Worldwide, fossil fuel subsidies topped $620 billion in 2011, while renewable energy received just $88 billion in subsidies.
Since the Industrial Revolution, the planet has warmed by roughly one degree.
2013 marked the 37th consecutive year of above-average temperatures. Fully 4 billion people alive today have never experienced a year that was cooler than last century's average.
If we continue with business as usual, burning ever more oil, coal, and natural gas, the global average temperature is projected to rise some 11 degrees Fahrenheit (6 degrees Celsius) by the end of this century.
In the last decade, daily record high temperatures outnumbered record lows in the United States two to one, and that ratio is increasing.
Crop ecologists have a rule of thumb that each 1-degree-Celsius rise in temperature above the norm during the growing season lowers wheat, rice, and corn yields by 10 percent. Field tests show that this may be conservative.
This century, as waters warm and ice continues to melt, seas are projected to rise some 2 meters (6 feet), inundating coastal cities worldwide, such as New York, London, and Cairo, and agricultural hotspots, like rice-growing river deltas.

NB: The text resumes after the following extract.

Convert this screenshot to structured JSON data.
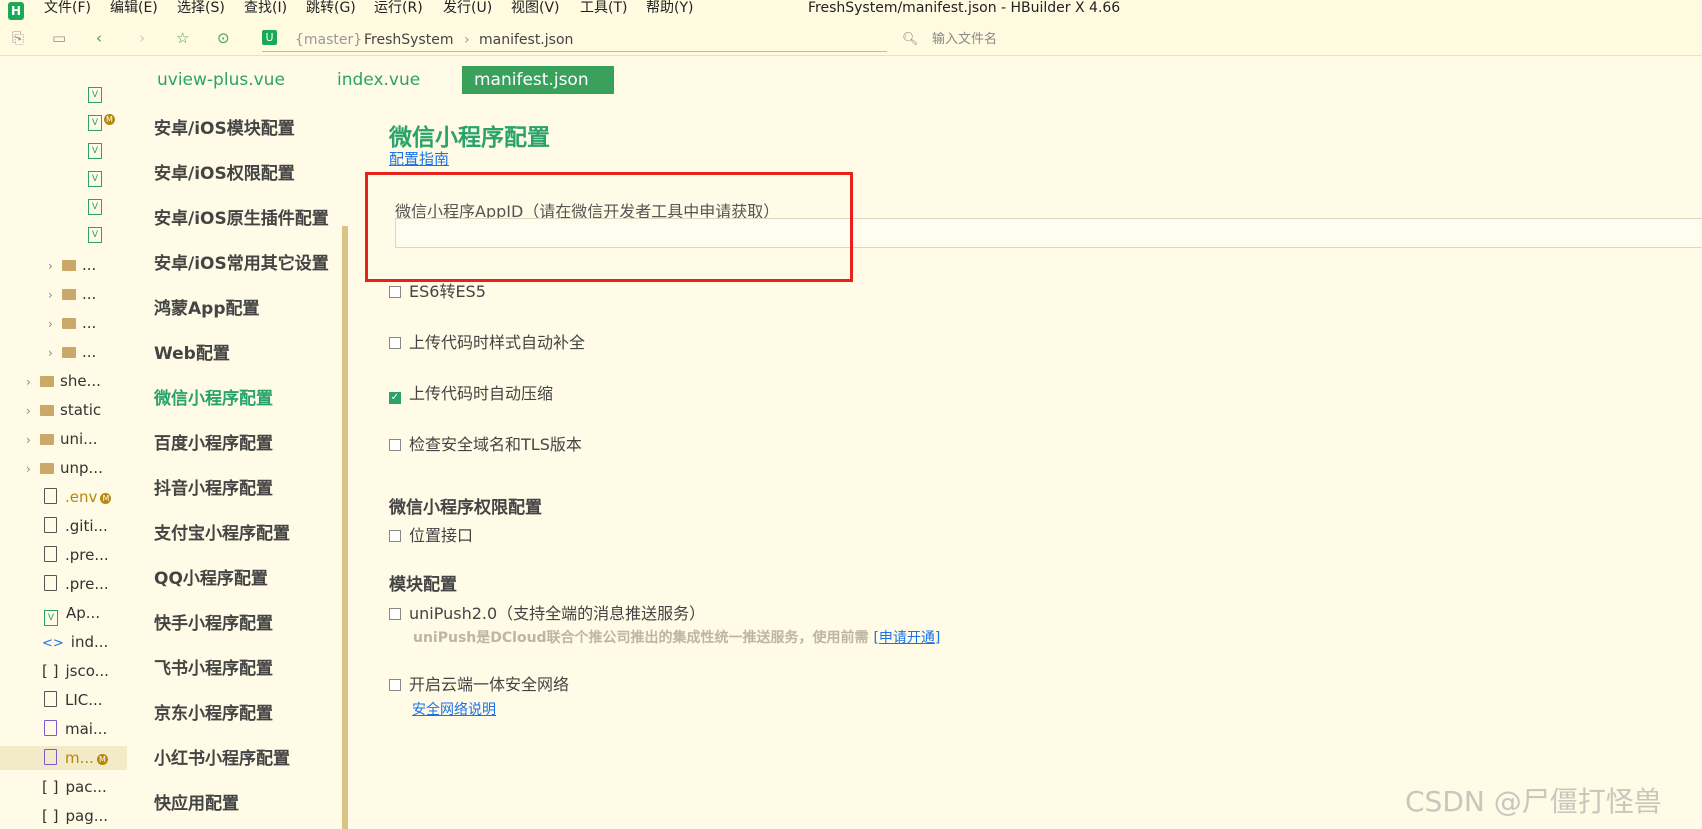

Earth Policy Institute’s Plan B shows the steps needed to cut global carbon emissions 80 percent.
Data and additional resources available at www.earth-policy.org
Research Contact: Janet Larsen (202) 496-9290 x14 or jlarsen (at) earth-policy.org
Updated July 2014